Holidays in russia maslenitsa

So how do Russians celebrate Maslenitsa? The fair has the atmosphere of a vibrant Christmas market (and usually the weather to match!) Enjoy sledging, ice slides, choir concerts, theatre performances and folk dancing, and check out local handicrafts and culinary specialties. Some Maslenitsa celebrations still include boisterous traditions such as fist fights, climbing a greasy pole, and ransacking the fortress!

Along with blini, fresh seafood, caviar, nuts, honey, beverages, and assorted pastries are readily available throughout the celebration. What is, maslenitsa, and how do the, russians celebrate? After all, at the root of this joyful holiday lay a respect for nature, the veneration of ancestors, marriage and forgiveness - something that both religions shared.

On the final day of Maslenitsa, a huge straw doll known as a chuchelo is burnt, and sometimes, wishes written on pieces of paper are also placed in the bonfire! People spend time with their families, remember their ancestors, and enjoy outdoor activities and fairs The week of church services during Maslenitsa is known as Cheese Week The Maslenitsa Fair is the best way to experience this joyful. The final ceremony at the end of the festival week is to remove the colorful clothing, a symbol of removing all possessions, and then burning the straw effigy on a bonfire officially ending the celebration. However, the plentiful feasting of pancakes on Maslenitsa originated with the funeral traditions so central to the festival - rich foods such as butter, cakes, cheese and pancakes were traditionally eaten at wakes.

If youre not able to visit the Maslenitsa celebrations, why not find a recipe to make your own Russian pancakes at home! Once the week is up, Lent begins, with its stringent diet and time for sober reflections. Another important part of the week was exchanging forgiveness with ones loved ones. Blini are served warm with butter and assorted toppings, such as honey or jam, or the pancake is topped with sour cream, mushrooms, and caviar.

Although now part of the Orthodox calendar, Maslenitsa retains many elements of Slavic folk and pagan traditions. The seafront celebrations include folk games, traditional Russian cuisine, fireworks, and a performance by the Buryanovsky Grannies, who came second in Eurovision in 2012. Traditionally this is also a family holiday, with days set aside for extended families to visit. Maslenitsa celebrated the waking of the earth, banishing winter and welcoming spring.

Taking place from 29th February - 1st March. In addition to the traditional pancakes, Russians take to the streets for street festivals. There are a large number of fairs organised in St Petersburg, Moscow, and all over the country.

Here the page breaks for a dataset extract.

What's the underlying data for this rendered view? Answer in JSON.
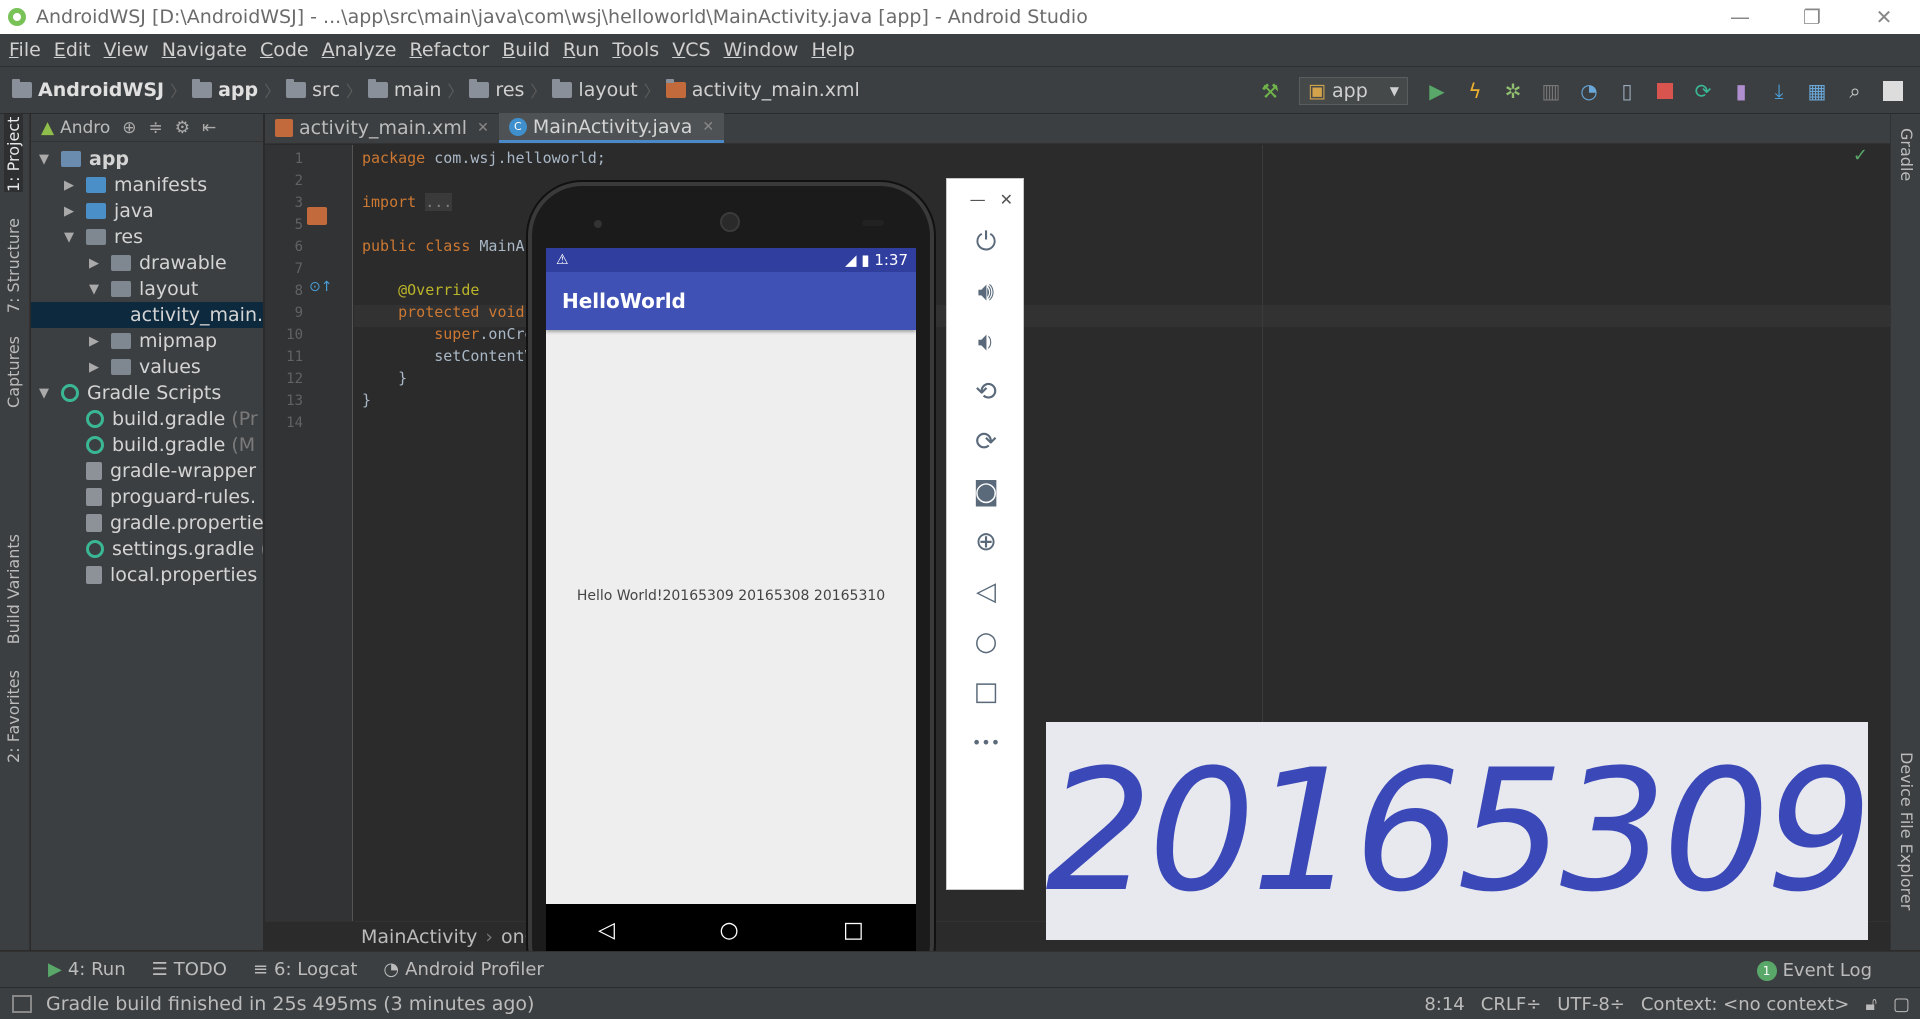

This is the week to be spent eating lots and lots of fattening foods and participating in all kinds of merriment. A primary goal during Pancake Week is to feast in preparation for the impending fast, so its unsurprising that a significant part of the carnival revolves around foodand lots. Activities during the festival center around snow related include fun and games that include sledding, creating snow sculptures, snowball competitions, skiing, and horse-drawn sleigh rides. At the height of the celebrations people indulged in rowdy and often dangerous activities such as fist fights, jumping through fires, and the taking of the town - a mock battle over a mini fortress specially built for the festival.

The carnival in Russia has a mascot in the form of a beautifully clothed straw figure known as Lady Maslenitsa. People arrange to see their friends and family, eat meals together, enjoy outdoor activities, visit their ancestors graves, and go to church. The festivities include concerts, folk performances, handicraft markets, the Maslenitsa bonfire, and of course pancakes Maslenitsa is an Eastern Slavic traditional holiday marking Shrovetide, the last week before the beginning of Lent.